“What impressed me was the genius and the wherewithal to pull off such a diverse global gathering of people who share a common interest: local foods and sustainability. The opportunity to meet and talk with people from around the world was quite inspirational,” Chester-Davis said.

Just weeks before I left for Terra Madre, I saw a documentary, Black Gold, about a fair trade coffee cooperative in Ethiopia. While waiting in line one day at Terra Madre, I realized that I was standing behind the Ethiopian delegation, and I wondered if they were coffee growers. I soon recognized that Tadesse Meskela, the head of the cooperative featured in the documentary, was among the Ethiopian group.

I talked with him about the documentary, and he showed me his Black Gold button. Later in the week, I had the chance to speak with Meskela and his colleagues, who were very excited to meet someone from a U.S. university. I’ve since received an email from a prospective graduate student in his group, who is interested in finding a communications program.

Delegates had opportunities to observe marketing strategies in and near Turin.
Among the U.S. educators’ group were a number of authors, including Patricia Klindienst of Connecticut, author of The Earth Knows My Name, winner of a 2007 American Book Award. The book is about food, culture and sustainability in the gardens of ethnic Americans. After Chester-Davis convinced Patricia to hand out her card on our bus to the conference one day, other authors in the group felt empowered to hand out their book promotions.
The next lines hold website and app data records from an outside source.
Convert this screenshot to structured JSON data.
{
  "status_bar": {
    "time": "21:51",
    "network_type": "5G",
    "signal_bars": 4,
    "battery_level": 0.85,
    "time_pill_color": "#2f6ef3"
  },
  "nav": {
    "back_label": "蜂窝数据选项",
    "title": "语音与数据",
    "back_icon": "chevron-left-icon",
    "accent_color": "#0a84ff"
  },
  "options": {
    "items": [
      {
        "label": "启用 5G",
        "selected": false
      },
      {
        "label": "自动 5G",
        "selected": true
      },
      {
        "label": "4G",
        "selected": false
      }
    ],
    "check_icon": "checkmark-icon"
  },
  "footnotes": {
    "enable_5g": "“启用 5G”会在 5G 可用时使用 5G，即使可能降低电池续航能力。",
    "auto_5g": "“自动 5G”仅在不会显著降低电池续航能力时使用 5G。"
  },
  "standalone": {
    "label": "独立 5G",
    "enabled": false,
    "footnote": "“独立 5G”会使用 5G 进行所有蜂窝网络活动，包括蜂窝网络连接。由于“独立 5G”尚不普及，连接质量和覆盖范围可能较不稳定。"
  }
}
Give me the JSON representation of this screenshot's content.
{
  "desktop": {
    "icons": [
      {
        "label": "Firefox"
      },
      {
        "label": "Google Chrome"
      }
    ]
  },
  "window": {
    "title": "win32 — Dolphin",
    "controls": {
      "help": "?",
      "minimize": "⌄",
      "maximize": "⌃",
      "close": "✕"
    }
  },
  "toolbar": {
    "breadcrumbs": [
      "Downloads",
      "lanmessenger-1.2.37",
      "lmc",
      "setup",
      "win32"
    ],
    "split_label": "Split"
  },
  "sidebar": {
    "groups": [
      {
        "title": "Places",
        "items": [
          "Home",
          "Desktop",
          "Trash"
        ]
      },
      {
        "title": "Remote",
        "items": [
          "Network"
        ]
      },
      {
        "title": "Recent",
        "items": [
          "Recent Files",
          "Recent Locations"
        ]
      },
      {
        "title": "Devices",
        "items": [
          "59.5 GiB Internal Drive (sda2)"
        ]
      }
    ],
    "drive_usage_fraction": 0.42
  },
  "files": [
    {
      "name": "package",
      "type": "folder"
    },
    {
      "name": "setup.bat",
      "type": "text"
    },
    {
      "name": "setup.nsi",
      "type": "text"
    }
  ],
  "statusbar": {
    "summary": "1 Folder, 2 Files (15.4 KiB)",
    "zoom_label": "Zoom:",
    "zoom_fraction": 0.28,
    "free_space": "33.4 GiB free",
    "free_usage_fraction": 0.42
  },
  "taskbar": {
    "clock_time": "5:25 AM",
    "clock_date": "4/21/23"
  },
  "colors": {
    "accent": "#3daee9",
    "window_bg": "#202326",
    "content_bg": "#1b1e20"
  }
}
Two authors have written a book on food in New York City, and another writer, a baker, has written a book on baking bread.

Terra Madre took place only two weeks before the U.S. presidential election, and there was great interest among the delegates. Delegates from around the world mentioned the election, their knowledge of the candidates and their hopes for relationships with a new administration.

“I gained a much broader understanding of the importance of our decisions and policies here in the United States. Our decisions impact the world,” Chester-Davis said. “It seemed that most of the delegates I met, when they learned I was from the United States, asked me about the elections.”

Though neither she nor I had ever met David Kendall of Madison County before, he was one of the first people we met in Turin. On the first day of the conference, I went outside our quarters to find out when the bus was coming. David came up and asked where I was from. When I replied, “North Carolina,” he said, “Oh, me too. I work with North Carolina Cooperative Extension.” Such a small world!

Kendall said that he learned new ways that North Carolina’s small farmers can use to develop niche market products and marketing strategies. “Associative marketing is becoming almost mandatory to compete with industrial farming and large-scale production,” he said. “I am already planning how I can re-invent all my programs in the context of sustainable agriculture principles learned at Terra Madre.

“Terra Madre’s commitment to small, sustainable farming cannot be described in words or captured images: You had to be there,” Kendall said.

Chester-Davis said she wants to incorporate the experience into her work helping promote consumer education related to local food through the Value-Added Web site — She recently shared news of the conference as part of a panel discussion in her hometown of Davidson. And she’s trying to get word to other Extension colleagues about the value of attending Terra Madre.

“I love this quote from St. Augustine: ‘The world is a book, and those who do not travel read only a page,’ ” she said. “So many of our Extension colleagues would find this conference quite valuable, I’m telling everyone they must apply in two years. Slow Foods pays most expenses, except for travel. Apply for scholarships, apply to be a delegate and go!”